# MATERIAL TO PROCESS:
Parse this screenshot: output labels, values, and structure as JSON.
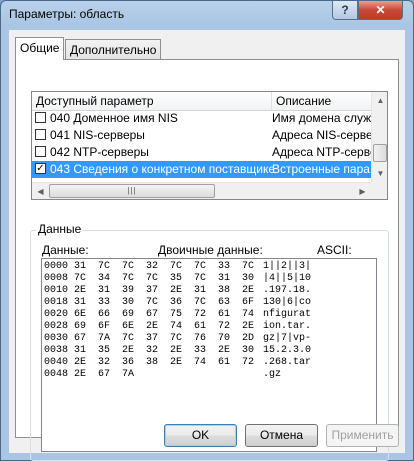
{
  "window": {
    "title": "Параметры: область"
  },
  "tabs": [
    {
      "label": "Общие"
    },
    {
      "label": "Дополнительно"
    }
  ],
  "options_list": {
    "columns": {
      "param": "Доступный параметр",
      "desc": "Описание"
    },
    "rows": [
      {
        "checked": false,
        "name": "040 Доменное имя NIS",
        "desc": "Имя домена служ"
      },
      {
        "checked": false,
        "name": "041 NIS-серверы",
        "desc": "Адреса NIS-серве"
      },
      {
        "checked": false,
        "name": "042 NTP-серверы",
        "desc": "Адреса NTP-серве"
      },
      {
        "checked": true,
        "name": "043 Сведения о конкретном поставщике",
        "desc": "Встроенные пара"
      }
    ]
  },
  "data_group": {
    "label": "Данные",
    "data_label": "Данные:",
    "binary_label": "Двоичные данные:",
    "ascii_label": "ASCII:",
    "rows": [
      {
        "offset": "0000",
        "bytes": "31  7C  7C  32  7C  7C  33  7C",
        "ascii": "1||2||3|"
      },
      {
        "offset": "0008",
        "bytes": "7C  34  7C  7C  35  7C  31  30",
        "ascii": "|4||5|10"
      },
      {
        "offset": "0010",
        "bytes": "2E  31  39  37  2E  31  38  2E",
        "ascii": ".197.18."
      },
      {
        "offset": "0018",
        "bytes": "31  33  30  7C  36  7C  63  6F",
        "ascii": "130|6|co"
      },
      {
        "offset": "0020",
        "bytes": "6E  66  69  67  75  72  61  74",
        "ascii": "nfigurat"
      },
      {
        "offset": "0028",
        "bytes": "69  6F  6E  2E  74  61  72  2E",
        "ascii": "ion.tar."
      },
      {
        "offset": "0030",
        "bytes": "67  7A  7C  37  7C  76  70  2D",
        "ascii": "gz|7|vp-"
      },
      {
        "offset": "0038",
        "bytes": "31  35  2E  32  2E  33  2E  30",
        "ascii": "15.2.3.0"
      },
      {
        "offset": "0040",
        "bytes": "2E  32  36  38  2E  74  61  72",
        "ascii": ".268.tar"
      },
      {
        "offset": "0048",
        "bytes": "2E  67  7A",
        "ascii": ".gz"
      }
    ]
  },
  "buttons": {
    "ok": "OK",
    "cancel": "Отмена",
    "apply": "Применить"
  },
  "icons": {
    "help": "help-icon",
    "close": "close-icon"
  }
}
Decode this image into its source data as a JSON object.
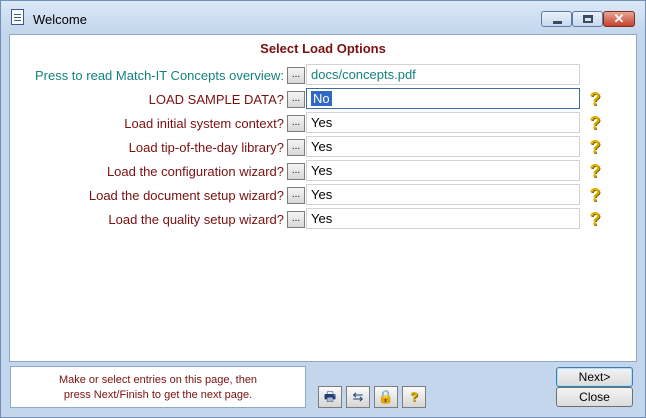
{
  "window": {
    "title": "Welcome",
    "icon": "document-icon"
  },
  "heading": "Select Load Options",
  "rows": [
    {
      "label": "Press to read Match-IT Concepts overview:",
      "dots": "...",
      "value": "docs/concepts.pdf",
      "help": ""
    },
    {
      "label": "LOAD SAMPLE DATA?",
      "dots": "...",
      "value": "No",
      "help": "?"
    },
    {
      "label": "Load initial system context?",
      "dots": "...",
      "value": "Yes",
      "help": "?"
    },
    {
      "label": "Load tip-of-the-day library?",
      "dots": "...",
      "value": "Yes",
      "help": "?"
    },
    {
      "label": "Load the configuration wizard?",
      "dots": "...",
      "value": "Yes",
      "help": "?"
    },
    {
      "label": "Load the document setup wizard?",
      "dots": "...",
      "value": "Yes",
      "help": "?"
    },
    {
      "label": "Load the quality setup wizard?",
      "dots": "...",
      "value": "Yes",
      "help": "?"
    }
  ],
  "status": {
    "line1": "Make or select entries on this page, then",
    "line2": "press Next/Finish to get the next page."
  },
  "toolbar": {
    "print_icon": "🖶",
    "columns_icon": "⇆",
    "lock_icon": "🔒",
    "help_icon": "?"
  },
  "buttons": {
    "next": "Next>",
    "close": "Close"
  },
  "colors": {
    "label": "#7a1010",
    "teal": "#14827e",
    "selection": "#3168c5",
    "help": "#e0b000"
  }
}
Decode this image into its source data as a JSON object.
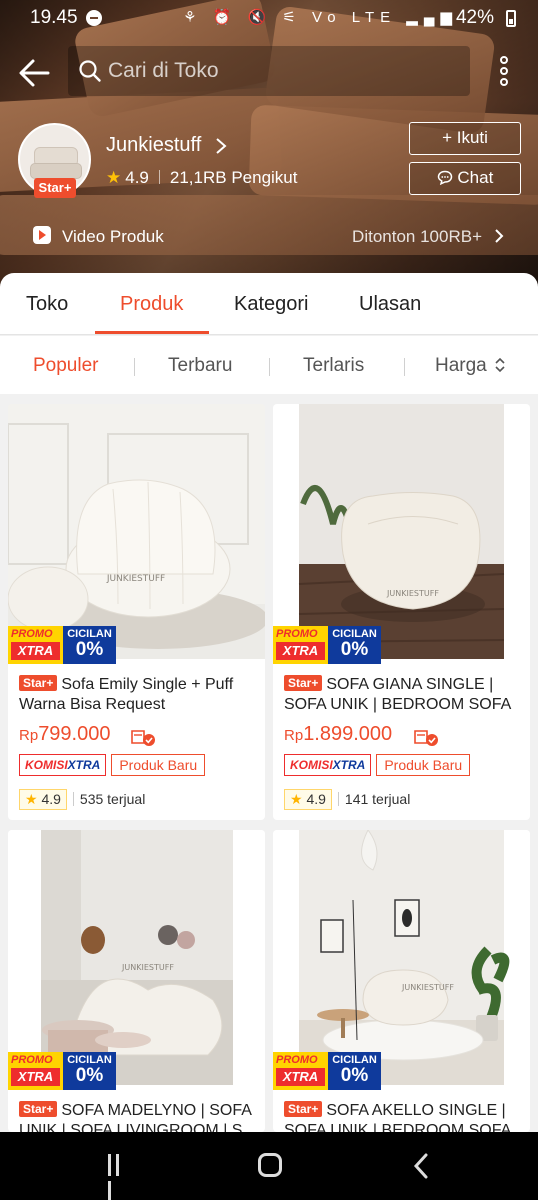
{
  "status": {
    "time": "19.45",
    "battery": "42%",
    "icons": "⚘ ⏰ 🔇 ⚟ Vo LTE ▂▄▆"
  },
  "search": {
    "placeholder": "Cari di Toko"
  },
  "shop": {
    "name": "Junkiestuff",
    "badge": "Star+",
    "rating": "4.9",
    "followers": "21,1RB Pengikut",
    "follow_label": "Ikuti",
    "chat_label": "Chat"
  },
  "video": {
    "label": "Video Produk",
    "views": "Ditonton 100RB+"
  },
  "tabs": [
    "Toko",
    "Produk",
    "Kategori",
    "Ulasan"
  ],
  "sort": [
    "Populer",
    "Terbaru",
    "Terlaris",
    "Harga"
  ],
  "promo": {
    "promo": "PROMO",
    "xtra": "XTRA",
    "cicilan": "CICILAN",
    "zero": "0%"
  },
  "products": [
    {
      "badge": "Star+",
      "title": "Sofa Emily Single + Puff Warna Bisa Request",
      "currency": "Rp",
      "price": "799.000",
      "tag_komisi_a": "KOMISI",
      "tag_komisi_b": "XTRA",
      "tag_baru": "Produk Baru",
      "rating": "4.9",
      "sold": "535 terjual",
      "watermark": "JUNKIESTUFF"
    },
    {
      "badge": "Star+",
      "title": "SOFA GIANA SINGLE | SOFA UNIK | BEDROOM SOFA",
      "currency": "Rp",
      "price": "1.899.000",
      "tag_komisi_a": "KOMISI",
      "tag_komisi_b": "XTRA",
      "tag_baru": "Produk Baru",
      "rating": "4.9",
      "sold": "141 terjual",
      "watermark": "JUNKIESTUFF"
    },
    {
      "badge": "Star+",
      "title": "SOFA MADELYNO | SOFA UNIK | SOFA LIVINGROOM | S",
      "watermark": "JUNKIESTUFF"
    },
    {
      "badge": "Star+",
      "title": "SOFA AKELLO SINGLE | SOFA UNIK | BEDROOM SOFA",
      "watermark": "JUNKIESTUFF"
    }
  ]
}
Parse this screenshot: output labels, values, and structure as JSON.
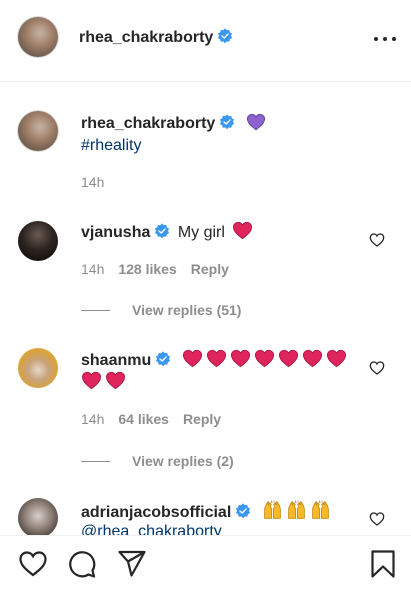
{
  "header": {
    "username": "rhea_chakraborty",
    "more_icon": "more-dots-icon"
  },
  "caption": {
    "username": "rhea_chakraborty",
    "text": "#rheality",
    "time": "14h"
  },
  "comments": [
    {
      "username": "vjanusha",
      "text": "My girl",
      "time": "14h",
      "likes": "128 likes",
      "reply": "Reply",
      "view_replies": "View replies (51)"
    },
    {
      "username": "shaanmu",
      "text": "",
      "time": "14h",
      "likes": "64 likes",
      "reply": "Reply",
      "view_replies": "View replies (2)"
    },
    {
      "username": "adrianjacobsofficial",
      "text": "@rhea_chakraborty"
    }
  ],
  "colors": {
    "verified": "#3897f0",
    "heart_red": "#e0245e",
    "purple_heart": "#8e63ce",
    "muted": "#8e8e8e",
    "hashtag": "#00376b"
  },
  "actions": {
    "like_icon": "heart-outline-icon",
    "comment_icon": "comment-bubble-icon",
    "share_icon": "paper-plane-icon",
    "save_icon": "bookmark-icon"
  }
}
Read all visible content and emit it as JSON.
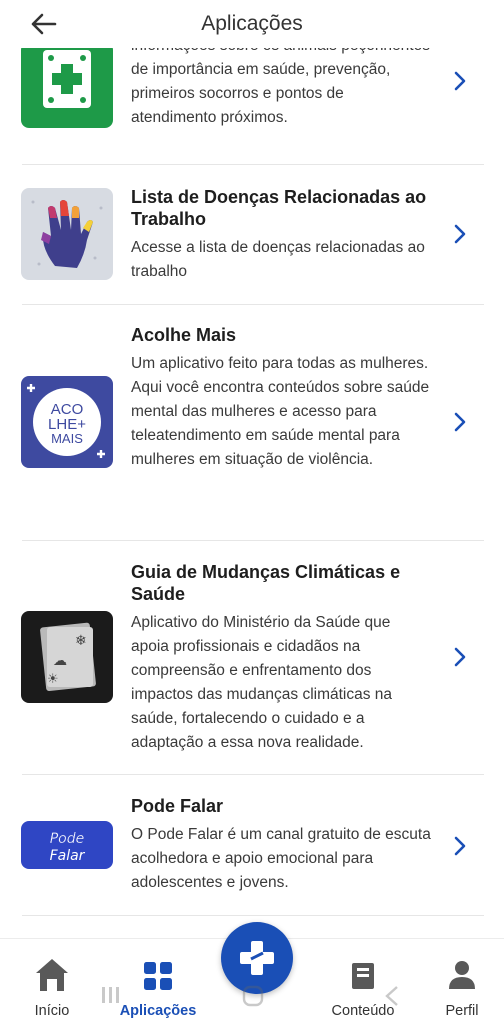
{
  "header": {
    "title": "Aplicações"
  },
  "items": [
    {
      "title": "",
      "description": "informações sobre os animais peçonhentos de importância em saúde, prevenção, primeiros socorros e pontos de atendimento próximos."
    },
    {
      "title": "Lista de Doenças Relacionadas ao Trabalho",
      "description": "Acesse a lista de doenças relacionadas ao trabalho"
    },
    {
      "title": "Acolhe Mais",
      "description": "Um aplicativo feito para todas as mulheres. Aqui você encontra conteúdos sobre saúde mental das mulheres e acesso para teleatendimento em saúde mental para mulheres em situação de violência.",
      "logo_text": "ACO\nLHE+\nMAIS"
    },
    {
      "title": "Guia de Mudanças Climáticas e Saúde",
      "description": "Aplicativo do Ministério da Saúde que apoia profissionais e cidadãos na compreensão e enfrentamento dos impactos das mudanças climáticas na saúde, fortalecendo o cuidado e a adaptação a essa nova realidade."
    },
    {
      "title": "Pode Falar",
      "description": "O Pode Falar é um canal gratuito de escuta acolhedora e apoio emocional para adolescentes e jovens.",
      "logo_text": "Pode Falar"
    }
  ],
  "bottom_nav": {
    "inicio": "Início",
    "aplicacoes": "Aplicações",
    "conteudo": "Conteúdo",
    "perfil": "Perfil"
  },
  "colors": {
    "primary": "#1a4fb6",
    "green": "#1e9a48",
    "acolhe": "#3e4aa0"
  }
}
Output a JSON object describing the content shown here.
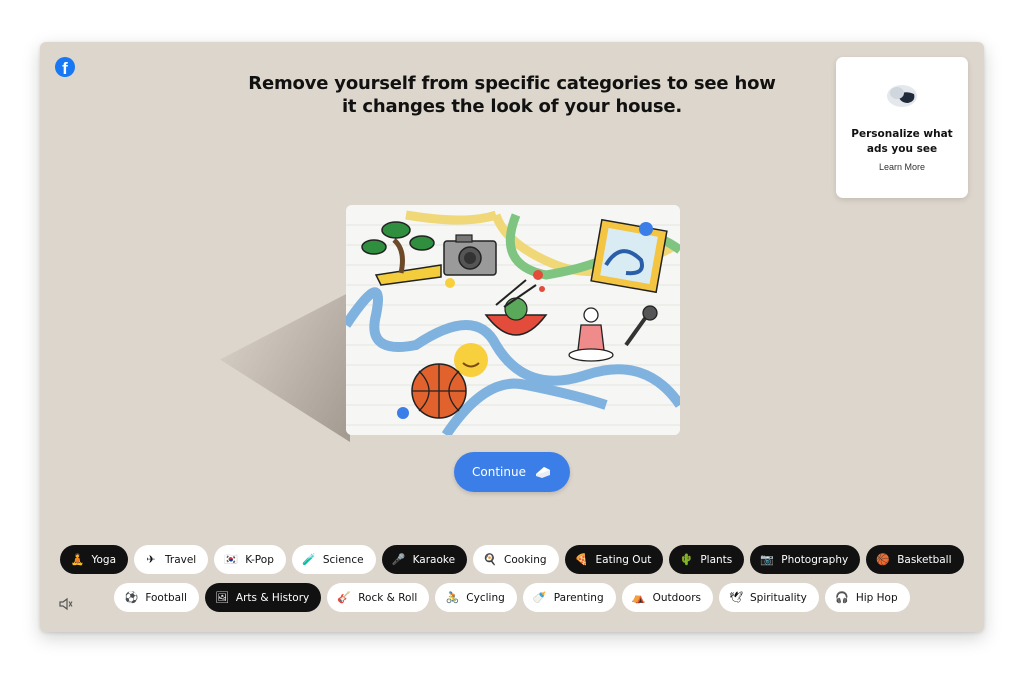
{
  "headline": "Remove yourself from specific categories to see how it changes the look of your house.",
  "card": {
    "title": "Personalize what ads you see",
    "link": "Learn More"
  },
  "continue_label": "Continue",
  "brand": {
    "logo_icon": "facebook-logo-icon",
    "accent": "#1877f2",
    "button_color": "#3b7ee8",
    "background": "#ddd6cc"
  },
  "categories_row1": [
    {
      "label": "Yoga",
      "icon": "🧘",
      "selected": true
    },
    {
      "label": "Travel",
      "icon": "✈",
      "selected": false
    },
    {
      "label": "K-Pop",
      "icon": "🇰🇷",
      "selected": false
    },
    {
      "label": "Science",
      "icon": "🧪",
      "selected": false
    },
    {
      "label": "Karaoke",
      "icon": "🎤",
      "selected": true
    },
    {
      "label": "Cooking",
      "icon": "🍳",
      "selected": false
    },
    {
      "label": "Eating Out",
      "icon": "🍕",
      "selected": true
    },
    {
      "label": "Plants",
      "icon": "🌵",
      "selected": true
    },
    {
      "label": "Photography",
      "icon": "📷",
      "selected": true
    },
    {
      "label": "Basketball",
      "icon": "🏀",
      "selected": true
    }
  ],
  "categories_row2": [
    {
      "label": "Football",
      "icon": "⚽",
      "selected": false
    },
    {
      "label": "Arts & History",
      "icon": "🖼",
      "selected": true
    },
    {
      "label": "Rock & Roll",
      "icon": "🎸",
      "selected": false
    },
    {
      "label": "Cycling",
      "icon": "🚴",
      "selected": false
    },
    {
      "label": "Parenting",
      "icon": "🍼",
      "selected": false
    },
    {
      "label": "Outdoors",
      "icon": "⛺",
      "selected": false
    },
    {
      "label": "Spirituality",
      "icon": "🕊",
      "selected": false
    },
    {
      "label": "Hip Hop",
      "icon": "🎧",
      "selected": false
    }
  ]
}
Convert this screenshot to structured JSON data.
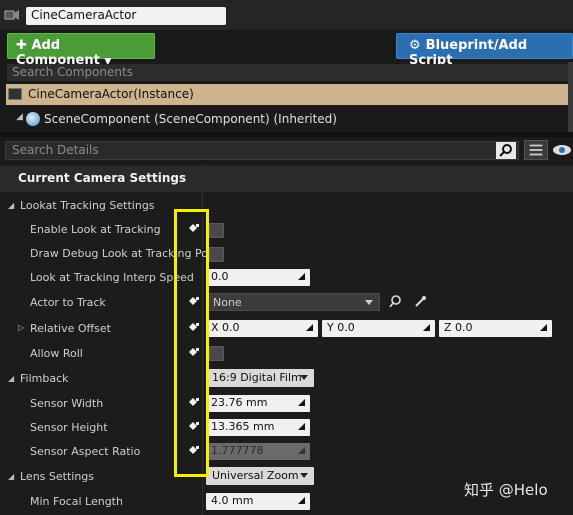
{
  "header": {
    "actor_name": "CineCameraActor"
  },
  "toolbar": {
    "add_component": "Add Component",
    "blueprint": "Blueprint/Add Script"
  },
  "components": {
    "search_placeholder": "Search Components",
    "instance_label": "CineCameraActor(Instance)",
    "scene_label": "SceneComponent (SceneComponent) (Inherited)"
  },
  "details": {
    "search_placeholder": "Search Details",
    "category": "Current Camera Settings",
    "lookat_group": "Lookat Tracking Settings",
    "enable_look": "Enable Look at Tracking",
    "draw_debug": "Draw Debug Look at Tracking Posi",
    "interp_speed": {
      "label": "Look at Tracking Interp Speed",
      "value": "0.0"
    },
    "actor_to_track": {
      "label": "Actor to Track",
      "value": "None"
    },
    "relative_offset": {
      "label": "Relative Offset",
      "x": "X  0.0",
      "y": "Y  0.0",
      "z": "Z  0.0"
    },
    "allow_roll": "Allow Roll",
    "filmback": {
      "label": "Filmback",
      "value": "16:9 Digital Film"
    },
    "sensor_width": {
      "label": "Sensor Width",
      "value": "23.76 mm"
    },
    "sensor_height": {
      "label": "Sensor Height",
      "value": "13.365 mm"
    },
    "sensor_aspect": {
      "label": "Sensor Aspect Ratio",
      "value": "1.777778"
    },
    "lens": {
      "label": "Lens Settings",
      "value": "Universal Zoom"
    },
    "min_focal": {
      "label": "Min Focal Length",
      "value": "4.0 mm"
    }
  },
  "watermark": "知乎 @Helo",
  "colors": {
    "add_button": "#4a9d36",
    "blueprint_button": "#2b6fb0",
    "instance_row": "#cdb48f",
    "highlight_box": "#f3f000"
  }
}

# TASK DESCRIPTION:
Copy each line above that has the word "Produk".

# TASK RESULT:
    "label": "Video Produk",
    "Produk",
      "tag_baru": "Produk Baru",
      "tag_baru": "Produk Baru",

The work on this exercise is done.